Assignment: Leave out the pictures and copy everything else in the entries exactly.

━━━━━ Extracted data ━━━━━

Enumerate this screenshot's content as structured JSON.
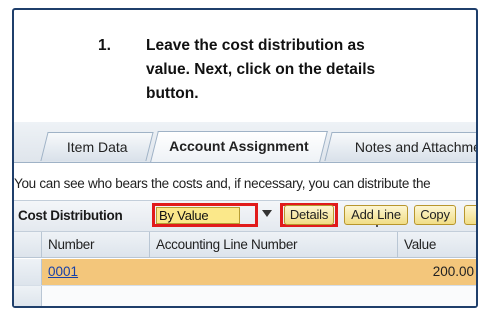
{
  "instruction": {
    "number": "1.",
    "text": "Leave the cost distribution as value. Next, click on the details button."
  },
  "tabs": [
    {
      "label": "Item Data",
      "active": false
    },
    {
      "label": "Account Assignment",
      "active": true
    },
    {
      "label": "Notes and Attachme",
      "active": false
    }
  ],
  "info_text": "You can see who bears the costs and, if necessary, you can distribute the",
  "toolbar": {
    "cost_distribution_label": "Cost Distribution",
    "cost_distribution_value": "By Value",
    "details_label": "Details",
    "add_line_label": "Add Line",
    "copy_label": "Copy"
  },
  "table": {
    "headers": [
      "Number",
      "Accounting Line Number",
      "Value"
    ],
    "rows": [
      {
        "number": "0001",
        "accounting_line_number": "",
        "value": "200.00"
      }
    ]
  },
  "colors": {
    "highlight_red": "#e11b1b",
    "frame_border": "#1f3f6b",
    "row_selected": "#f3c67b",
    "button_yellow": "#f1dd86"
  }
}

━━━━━

Task output:
Enumerate this screenshot's content as structured JSON.
{
  "instruction": {
    "number": "1.",
    "text": "Leave the cost distribution as value. Next, click on the details button."
  },
  "tabs": [
    {
      "label": "Item Data",
      "active": false
    },
    {
      "label": "Account Assignment",
      "active": true
    },
    {
      "label": "Notes and Attachme",
      "active": false
    }
  ],
  "info_text": "You can see who bears the costs and, if necessary, you can distribute the",
  "toolbar": {
    "cost_distribution_label": "Cost Distribution",
    "cost_distribution_value": "By Value",
    "details_label": "Details",
    "add_line_label": "Add Line",
    "copy_label": "Copy"
  },
  "table": {
    "headers": [
      "Number",
      "Accounting Line Number",
      "Value"
    ],
    "rows": [
      {
        "number": "0001",
        "accounting_line_number": "",
        "value": "200.00"
      }
    ]
  },
  "colors": {
    "highlight_red": "#e11b1b",
    "frame_border": "#1f3f6b",
    "row_selected": "#f3c67b",
    "button_yellow": "#f1dd86"
  }
}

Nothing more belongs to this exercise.